WORK ORDER - Pull every line with "label" from the entries below.

Entries taken from a collection:
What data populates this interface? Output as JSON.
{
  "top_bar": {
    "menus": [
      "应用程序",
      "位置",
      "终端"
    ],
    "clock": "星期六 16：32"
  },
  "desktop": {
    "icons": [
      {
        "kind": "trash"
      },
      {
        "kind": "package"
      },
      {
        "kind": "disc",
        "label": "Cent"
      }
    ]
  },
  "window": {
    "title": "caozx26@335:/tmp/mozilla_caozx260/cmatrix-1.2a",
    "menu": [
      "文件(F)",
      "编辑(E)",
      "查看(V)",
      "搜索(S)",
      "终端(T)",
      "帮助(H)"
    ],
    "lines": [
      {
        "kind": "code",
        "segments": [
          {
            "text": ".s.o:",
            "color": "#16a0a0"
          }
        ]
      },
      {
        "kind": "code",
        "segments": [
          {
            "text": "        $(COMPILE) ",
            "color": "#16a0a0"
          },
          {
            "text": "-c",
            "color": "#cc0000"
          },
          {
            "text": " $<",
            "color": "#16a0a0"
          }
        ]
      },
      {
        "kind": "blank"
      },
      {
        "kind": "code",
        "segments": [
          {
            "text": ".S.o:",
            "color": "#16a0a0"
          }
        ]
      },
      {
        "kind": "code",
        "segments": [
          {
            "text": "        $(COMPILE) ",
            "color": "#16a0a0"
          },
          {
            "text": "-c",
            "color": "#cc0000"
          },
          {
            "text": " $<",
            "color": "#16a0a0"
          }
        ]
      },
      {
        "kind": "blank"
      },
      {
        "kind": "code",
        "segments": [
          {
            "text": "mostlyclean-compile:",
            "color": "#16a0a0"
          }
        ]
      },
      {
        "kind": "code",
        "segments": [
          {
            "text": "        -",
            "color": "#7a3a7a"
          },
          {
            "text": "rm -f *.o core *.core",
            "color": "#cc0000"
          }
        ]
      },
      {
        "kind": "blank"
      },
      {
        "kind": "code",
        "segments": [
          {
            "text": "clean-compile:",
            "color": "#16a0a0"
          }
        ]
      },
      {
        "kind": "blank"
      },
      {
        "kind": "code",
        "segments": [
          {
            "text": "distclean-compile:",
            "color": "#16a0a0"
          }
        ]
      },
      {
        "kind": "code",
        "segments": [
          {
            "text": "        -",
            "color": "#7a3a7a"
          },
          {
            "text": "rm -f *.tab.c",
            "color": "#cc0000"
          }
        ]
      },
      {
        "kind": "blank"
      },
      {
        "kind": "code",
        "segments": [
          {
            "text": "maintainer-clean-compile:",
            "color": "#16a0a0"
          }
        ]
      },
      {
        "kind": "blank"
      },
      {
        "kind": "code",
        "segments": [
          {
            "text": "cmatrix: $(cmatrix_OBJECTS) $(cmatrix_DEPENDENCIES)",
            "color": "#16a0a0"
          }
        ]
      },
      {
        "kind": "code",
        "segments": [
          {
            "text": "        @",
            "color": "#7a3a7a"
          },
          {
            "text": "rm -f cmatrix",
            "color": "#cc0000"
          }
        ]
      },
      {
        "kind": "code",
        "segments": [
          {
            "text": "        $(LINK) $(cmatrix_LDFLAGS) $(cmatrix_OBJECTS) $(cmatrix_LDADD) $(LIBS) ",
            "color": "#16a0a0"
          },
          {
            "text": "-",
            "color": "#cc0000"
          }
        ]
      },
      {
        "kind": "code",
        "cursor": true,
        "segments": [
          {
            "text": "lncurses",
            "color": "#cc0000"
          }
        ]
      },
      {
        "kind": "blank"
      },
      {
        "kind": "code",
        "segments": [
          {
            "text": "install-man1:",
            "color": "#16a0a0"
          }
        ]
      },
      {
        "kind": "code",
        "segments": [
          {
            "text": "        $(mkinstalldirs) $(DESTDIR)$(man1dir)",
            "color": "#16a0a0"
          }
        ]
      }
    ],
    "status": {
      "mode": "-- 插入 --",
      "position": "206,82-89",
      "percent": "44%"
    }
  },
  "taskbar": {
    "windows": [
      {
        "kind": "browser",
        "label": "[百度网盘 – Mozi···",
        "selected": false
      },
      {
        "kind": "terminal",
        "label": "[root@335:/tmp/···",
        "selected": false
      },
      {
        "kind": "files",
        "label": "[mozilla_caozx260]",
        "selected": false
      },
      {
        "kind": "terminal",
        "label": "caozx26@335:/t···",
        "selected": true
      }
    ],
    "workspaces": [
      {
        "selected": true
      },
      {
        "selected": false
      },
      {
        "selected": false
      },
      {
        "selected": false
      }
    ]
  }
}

EXERCISE OUTPUT -
        "label": "Cent"
        "label": "[百度网盘 – Mozi···",
        "label": "[root@335:/tmp/···",
        "label": "[mozilla_caozx260]",
        "label": "caozx26@335:/t···",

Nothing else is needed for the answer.